We will illustrate the importance of rapid funding with an example. In 2012, four Stanford graduates, Andy Fang, Stanley Tang, Tony Xu and Evan Moore, initiated a rapid food delivery company. They came up with the idea when some of them were taking a course at Stanford, and their assignment was to design a business. Their company, now named DoorDash, has more than 800 employees, is already valued at $600 million according to CB Insights, and is potentially worth $1 billion or more down the road.
Over the company's seven years of growth, what has been absolutely irreplaceable is the robust, aggressive and omnipresent venture capital culture which permeates Silicon Valley.
The key investors when DoorDash was founded in 2013, were Khosla Venture and Wellcome Trust. As DoorDash grew rapidly, in 2015, two other powerful venture funds, Kleiner Perkins Caufield& Byers and Y Combinator (a seed accelerator) came onboard. Finally, with further growth, Sequoia Capital (which has backed companies that now control $1.4 trillion of the combined stock market value) joined the funding. In fact, both Kleiner et al and Sequoia now occupy a seat each on the board, sharing risks as well as profits.

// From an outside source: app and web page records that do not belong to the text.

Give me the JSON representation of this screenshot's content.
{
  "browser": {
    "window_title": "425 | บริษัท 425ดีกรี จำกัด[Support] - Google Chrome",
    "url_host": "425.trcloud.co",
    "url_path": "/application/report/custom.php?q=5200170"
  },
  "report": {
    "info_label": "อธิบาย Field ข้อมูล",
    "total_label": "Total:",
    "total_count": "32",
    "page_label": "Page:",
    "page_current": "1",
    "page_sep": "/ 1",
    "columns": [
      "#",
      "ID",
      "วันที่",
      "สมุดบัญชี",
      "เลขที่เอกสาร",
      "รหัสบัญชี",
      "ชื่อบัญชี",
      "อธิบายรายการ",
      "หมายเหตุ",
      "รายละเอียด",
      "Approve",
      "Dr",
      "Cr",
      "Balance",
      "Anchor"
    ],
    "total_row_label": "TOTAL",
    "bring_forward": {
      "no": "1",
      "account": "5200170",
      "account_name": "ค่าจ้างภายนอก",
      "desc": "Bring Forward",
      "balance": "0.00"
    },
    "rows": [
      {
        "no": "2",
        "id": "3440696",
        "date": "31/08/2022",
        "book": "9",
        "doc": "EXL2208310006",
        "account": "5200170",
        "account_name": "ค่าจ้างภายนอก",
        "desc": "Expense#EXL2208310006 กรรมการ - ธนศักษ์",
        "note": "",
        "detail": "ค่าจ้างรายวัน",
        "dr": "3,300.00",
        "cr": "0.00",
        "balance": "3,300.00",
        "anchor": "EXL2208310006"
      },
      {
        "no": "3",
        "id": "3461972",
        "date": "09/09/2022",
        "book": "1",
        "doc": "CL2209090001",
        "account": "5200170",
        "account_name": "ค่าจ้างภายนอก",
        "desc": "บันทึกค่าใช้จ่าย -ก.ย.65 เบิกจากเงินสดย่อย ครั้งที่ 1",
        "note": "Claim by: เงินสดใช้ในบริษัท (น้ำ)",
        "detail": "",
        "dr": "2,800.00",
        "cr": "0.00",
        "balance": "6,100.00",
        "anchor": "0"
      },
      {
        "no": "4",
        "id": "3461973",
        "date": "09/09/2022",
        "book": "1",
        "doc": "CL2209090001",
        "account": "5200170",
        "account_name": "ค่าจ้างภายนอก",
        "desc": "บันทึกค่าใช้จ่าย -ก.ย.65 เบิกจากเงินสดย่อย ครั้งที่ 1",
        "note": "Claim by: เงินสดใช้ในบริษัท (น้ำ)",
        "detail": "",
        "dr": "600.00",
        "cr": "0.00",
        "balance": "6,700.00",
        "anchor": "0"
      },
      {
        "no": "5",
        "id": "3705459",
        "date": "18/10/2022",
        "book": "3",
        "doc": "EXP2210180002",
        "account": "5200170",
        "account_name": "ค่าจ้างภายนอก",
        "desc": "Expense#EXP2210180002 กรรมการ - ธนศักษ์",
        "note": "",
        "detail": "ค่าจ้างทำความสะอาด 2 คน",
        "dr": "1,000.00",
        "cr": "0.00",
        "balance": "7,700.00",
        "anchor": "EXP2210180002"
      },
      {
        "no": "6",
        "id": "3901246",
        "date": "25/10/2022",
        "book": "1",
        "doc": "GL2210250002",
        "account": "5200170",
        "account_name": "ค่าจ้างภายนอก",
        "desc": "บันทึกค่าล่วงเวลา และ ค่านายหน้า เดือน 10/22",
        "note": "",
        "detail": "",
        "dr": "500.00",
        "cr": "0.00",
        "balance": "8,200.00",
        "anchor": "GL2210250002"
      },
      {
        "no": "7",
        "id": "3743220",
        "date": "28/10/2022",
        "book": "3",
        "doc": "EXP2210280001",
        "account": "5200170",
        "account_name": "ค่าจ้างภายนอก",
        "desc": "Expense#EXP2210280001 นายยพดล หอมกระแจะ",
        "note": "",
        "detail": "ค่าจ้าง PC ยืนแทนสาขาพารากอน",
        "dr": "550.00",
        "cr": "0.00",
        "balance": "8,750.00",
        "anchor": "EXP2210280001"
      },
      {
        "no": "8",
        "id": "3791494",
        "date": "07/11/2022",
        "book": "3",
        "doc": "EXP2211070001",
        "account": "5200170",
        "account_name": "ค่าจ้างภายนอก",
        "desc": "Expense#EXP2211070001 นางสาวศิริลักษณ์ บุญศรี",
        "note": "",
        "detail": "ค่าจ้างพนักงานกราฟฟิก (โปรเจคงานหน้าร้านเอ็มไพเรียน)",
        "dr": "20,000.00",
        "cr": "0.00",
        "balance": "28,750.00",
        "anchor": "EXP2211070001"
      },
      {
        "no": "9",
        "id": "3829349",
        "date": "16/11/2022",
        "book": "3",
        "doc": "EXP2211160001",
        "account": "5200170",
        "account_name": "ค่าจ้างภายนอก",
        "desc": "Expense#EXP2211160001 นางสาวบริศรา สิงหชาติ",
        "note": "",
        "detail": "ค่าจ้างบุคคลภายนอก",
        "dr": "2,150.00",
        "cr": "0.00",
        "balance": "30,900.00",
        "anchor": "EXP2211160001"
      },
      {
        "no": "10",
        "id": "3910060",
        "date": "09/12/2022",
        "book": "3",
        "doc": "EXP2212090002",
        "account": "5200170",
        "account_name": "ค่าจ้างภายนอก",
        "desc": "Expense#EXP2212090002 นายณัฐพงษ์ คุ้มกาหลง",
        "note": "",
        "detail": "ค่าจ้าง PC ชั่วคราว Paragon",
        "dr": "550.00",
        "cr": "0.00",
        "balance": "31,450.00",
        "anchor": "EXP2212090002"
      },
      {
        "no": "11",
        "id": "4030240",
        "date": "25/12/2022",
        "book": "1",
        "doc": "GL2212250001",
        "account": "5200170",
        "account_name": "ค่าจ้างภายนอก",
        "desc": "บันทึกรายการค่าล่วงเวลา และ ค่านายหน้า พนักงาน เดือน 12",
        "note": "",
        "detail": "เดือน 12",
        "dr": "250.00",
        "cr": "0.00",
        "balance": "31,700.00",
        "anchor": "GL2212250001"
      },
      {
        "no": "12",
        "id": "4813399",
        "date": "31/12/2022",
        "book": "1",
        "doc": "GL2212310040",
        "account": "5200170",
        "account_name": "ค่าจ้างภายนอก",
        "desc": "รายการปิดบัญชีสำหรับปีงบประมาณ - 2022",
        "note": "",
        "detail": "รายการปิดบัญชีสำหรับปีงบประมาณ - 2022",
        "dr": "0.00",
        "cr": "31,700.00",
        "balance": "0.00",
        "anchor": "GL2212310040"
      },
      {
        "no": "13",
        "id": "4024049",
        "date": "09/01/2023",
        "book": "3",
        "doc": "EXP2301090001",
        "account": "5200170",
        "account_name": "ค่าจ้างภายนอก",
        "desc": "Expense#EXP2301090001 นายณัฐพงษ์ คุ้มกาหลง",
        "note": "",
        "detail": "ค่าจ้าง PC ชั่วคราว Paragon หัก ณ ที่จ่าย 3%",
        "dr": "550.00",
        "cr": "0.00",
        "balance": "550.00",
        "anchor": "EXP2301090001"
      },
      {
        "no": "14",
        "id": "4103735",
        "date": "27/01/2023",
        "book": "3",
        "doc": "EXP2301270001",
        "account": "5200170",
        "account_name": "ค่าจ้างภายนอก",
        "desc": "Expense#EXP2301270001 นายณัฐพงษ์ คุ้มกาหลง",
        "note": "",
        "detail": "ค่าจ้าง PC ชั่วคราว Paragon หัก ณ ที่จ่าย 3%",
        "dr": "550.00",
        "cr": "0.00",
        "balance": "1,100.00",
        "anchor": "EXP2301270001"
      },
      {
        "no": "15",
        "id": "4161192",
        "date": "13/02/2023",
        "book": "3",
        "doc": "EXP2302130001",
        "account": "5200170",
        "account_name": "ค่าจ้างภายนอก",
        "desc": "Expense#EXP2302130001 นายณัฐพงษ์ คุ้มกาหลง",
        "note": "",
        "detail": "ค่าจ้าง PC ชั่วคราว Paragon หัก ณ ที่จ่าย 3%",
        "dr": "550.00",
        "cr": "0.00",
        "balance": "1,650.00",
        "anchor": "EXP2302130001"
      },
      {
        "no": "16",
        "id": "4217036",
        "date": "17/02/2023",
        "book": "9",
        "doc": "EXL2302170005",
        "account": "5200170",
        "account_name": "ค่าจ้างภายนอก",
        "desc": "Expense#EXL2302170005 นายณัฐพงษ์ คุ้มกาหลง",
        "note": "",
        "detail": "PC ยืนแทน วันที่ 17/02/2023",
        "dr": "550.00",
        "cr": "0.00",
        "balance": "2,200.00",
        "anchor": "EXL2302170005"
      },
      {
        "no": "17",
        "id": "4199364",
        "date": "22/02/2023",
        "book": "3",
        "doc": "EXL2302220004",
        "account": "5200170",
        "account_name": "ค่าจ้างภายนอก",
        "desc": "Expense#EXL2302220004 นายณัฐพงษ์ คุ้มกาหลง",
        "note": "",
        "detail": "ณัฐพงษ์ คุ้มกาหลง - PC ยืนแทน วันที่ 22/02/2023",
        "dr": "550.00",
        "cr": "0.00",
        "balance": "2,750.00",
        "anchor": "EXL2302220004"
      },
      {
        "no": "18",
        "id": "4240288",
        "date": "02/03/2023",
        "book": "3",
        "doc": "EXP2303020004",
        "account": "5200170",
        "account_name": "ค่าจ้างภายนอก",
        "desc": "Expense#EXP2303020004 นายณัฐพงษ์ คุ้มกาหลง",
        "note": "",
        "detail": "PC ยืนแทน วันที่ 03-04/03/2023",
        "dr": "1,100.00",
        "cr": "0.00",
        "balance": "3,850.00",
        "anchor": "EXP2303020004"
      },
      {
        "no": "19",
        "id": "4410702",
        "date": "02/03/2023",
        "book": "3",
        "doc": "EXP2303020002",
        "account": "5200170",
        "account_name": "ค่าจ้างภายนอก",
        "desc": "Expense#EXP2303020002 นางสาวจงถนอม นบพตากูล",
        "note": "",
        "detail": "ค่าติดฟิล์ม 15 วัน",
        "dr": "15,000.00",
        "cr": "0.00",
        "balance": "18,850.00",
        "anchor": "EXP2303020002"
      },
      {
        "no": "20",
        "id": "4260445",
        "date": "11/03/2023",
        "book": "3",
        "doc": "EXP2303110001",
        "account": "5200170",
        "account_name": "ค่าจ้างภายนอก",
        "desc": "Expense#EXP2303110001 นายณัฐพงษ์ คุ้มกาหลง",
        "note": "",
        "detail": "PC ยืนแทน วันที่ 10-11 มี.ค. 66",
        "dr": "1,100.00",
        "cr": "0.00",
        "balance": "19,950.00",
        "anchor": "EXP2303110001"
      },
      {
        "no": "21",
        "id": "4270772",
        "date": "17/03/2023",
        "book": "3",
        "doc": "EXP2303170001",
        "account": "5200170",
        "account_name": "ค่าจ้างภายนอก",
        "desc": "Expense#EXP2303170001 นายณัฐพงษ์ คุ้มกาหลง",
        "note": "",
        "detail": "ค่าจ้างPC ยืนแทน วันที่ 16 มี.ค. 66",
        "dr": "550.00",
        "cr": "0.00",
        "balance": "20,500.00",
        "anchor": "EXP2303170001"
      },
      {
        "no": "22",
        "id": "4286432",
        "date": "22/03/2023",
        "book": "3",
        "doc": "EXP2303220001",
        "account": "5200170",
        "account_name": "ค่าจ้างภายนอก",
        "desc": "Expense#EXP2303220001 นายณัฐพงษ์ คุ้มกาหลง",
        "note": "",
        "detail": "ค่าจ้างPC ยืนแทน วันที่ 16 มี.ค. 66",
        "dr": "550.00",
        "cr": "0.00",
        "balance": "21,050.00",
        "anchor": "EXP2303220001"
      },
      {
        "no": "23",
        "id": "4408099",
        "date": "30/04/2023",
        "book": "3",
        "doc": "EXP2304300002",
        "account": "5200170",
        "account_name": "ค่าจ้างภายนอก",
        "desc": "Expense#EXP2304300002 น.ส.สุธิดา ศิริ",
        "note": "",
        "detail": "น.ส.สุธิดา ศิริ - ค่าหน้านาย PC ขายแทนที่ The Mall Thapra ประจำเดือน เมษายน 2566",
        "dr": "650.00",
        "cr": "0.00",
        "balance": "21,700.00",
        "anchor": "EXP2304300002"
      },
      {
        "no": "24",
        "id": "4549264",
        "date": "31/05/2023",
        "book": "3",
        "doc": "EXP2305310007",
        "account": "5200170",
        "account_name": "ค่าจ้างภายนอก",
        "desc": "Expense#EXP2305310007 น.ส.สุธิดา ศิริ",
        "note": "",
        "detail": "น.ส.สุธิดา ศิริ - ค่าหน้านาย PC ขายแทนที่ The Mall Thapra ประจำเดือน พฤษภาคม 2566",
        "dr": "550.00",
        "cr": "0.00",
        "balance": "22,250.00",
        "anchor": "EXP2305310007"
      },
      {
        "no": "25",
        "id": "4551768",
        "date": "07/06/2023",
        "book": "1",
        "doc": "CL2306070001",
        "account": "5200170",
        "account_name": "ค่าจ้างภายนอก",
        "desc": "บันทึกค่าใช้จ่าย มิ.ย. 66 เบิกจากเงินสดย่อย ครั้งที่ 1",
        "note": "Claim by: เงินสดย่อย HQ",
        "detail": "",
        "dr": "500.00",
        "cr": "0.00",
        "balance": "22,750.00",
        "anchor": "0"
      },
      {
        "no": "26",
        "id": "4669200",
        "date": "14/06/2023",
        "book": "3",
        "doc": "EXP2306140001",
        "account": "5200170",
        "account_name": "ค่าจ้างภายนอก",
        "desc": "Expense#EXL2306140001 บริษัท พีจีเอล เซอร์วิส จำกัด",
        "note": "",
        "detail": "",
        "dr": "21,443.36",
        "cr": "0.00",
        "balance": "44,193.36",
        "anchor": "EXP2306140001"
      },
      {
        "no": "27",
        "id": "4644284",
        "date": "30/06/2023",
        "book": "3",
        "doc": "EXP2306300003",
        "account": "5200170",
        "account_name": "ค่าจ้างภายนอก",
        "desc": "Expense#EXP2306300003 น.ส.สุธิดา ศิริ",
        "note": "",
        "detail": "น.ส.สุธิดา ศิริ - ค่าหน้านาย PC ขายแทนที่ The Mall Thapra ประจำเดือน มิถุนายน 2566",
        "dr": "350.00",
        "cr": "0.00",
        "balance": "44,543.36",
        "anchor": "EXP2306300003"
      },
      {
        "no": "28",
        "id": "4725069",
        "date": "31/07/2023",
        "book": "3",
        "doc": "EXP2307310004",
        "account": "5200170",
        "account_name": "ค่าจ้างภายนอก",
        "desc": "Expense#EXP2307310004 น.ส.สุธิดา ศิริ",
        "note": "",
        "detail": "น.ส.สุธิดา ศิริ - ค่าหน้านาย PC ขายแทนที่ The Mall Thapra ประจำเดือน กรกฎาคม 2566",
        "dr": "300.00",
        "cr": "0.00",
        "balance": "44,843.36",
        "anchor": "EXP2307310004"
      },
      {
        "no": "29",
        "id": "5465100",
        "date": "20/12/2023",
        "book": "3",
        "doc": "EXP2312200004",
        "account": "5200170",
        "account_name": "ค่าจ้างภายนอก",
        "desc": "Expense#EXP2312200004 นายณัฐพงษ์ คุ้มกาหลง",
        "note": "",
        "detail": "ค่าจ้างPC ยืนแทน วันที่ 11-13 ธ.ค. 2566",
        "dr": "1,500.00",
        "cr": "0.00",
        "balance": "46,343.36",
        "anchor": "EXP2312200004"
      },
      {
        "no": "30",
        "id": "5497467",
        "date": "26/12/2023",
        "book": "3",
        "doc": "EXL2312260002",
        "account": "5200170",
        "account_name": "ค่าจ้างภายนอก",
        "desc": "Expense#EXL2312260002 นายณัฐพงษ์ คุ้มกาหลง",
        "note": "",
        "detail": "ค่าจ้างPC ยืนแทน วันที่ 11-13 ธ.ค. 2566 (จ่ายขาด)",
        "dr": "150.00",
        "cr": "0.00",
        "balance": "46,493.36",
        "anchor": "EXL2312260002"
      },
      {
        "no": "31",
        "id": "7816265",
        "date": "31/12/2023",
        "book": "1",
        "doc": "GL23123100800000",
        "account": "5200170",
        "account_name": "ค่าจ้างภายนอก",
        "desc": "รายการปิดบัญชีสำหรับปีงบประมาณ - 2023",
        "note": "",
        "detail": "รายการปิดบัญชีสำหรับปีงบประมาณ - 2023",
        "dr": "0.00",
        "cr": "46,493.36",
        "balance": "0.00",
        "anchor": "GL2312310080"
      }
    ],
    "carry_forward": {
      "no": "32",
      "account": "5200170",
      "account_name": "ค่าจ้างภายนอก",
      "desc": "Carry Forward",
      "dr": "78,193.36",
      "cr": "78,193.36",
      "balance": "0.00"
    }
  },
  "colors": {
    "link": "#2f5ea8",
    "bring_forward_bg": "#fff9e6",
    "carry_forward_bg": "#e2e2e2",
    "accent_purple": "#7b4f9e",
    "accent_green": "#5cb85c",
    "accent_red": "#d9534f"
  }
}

We should emphasize that DoorDash is but one of the many success stories of such enterprises in the Silicon Valley. It is worth noting that the venture funds are managed by individuals who are intellectually attracted to and have the skills for creating and operating businesses. The venture capitalists have the confidence of investors worldwide.
Furthermore, they have self-interest in the businesses they are funding, which is unlike the Small Business Innovation Research funds or other forms of government funding. Finally, venture funding of enterprises tends to be quick and efficient. In a sense, they are the ways for the global community ground-swell interest, and who have the means to build a vibrant region.
GBA as a center of scientific innovation
For the Greater Bay Area to be transformative, these are indeed important and fundamental issues the leaders must confront and nurture. It is our firm belief that the successful establishment of the Greater Bay Area as a center of scientific and technological innovation can and will revitalize and promote economic development, industrial transformation and social progress in the region in particular, but also the nation and maybe the world in general.
Still, we would be remiss if we were to minimize the enormous difficulties and challenges, most of which cannot be mitigated in the short term. Yet with fortitude we look forward to the day when the Greater Bay Area emerges as a shining example of an internationally known leading scientific and technological innovation center for China and humanity.
Feng Da-Hsuan is chief adviser, China Silk Road iValley Research Institute, and former vice-president of the University of Texas at Dallas, and Liang Haiming is chairman of China's Silk Road iValley Research Institute and visiting scholar, Princeton University.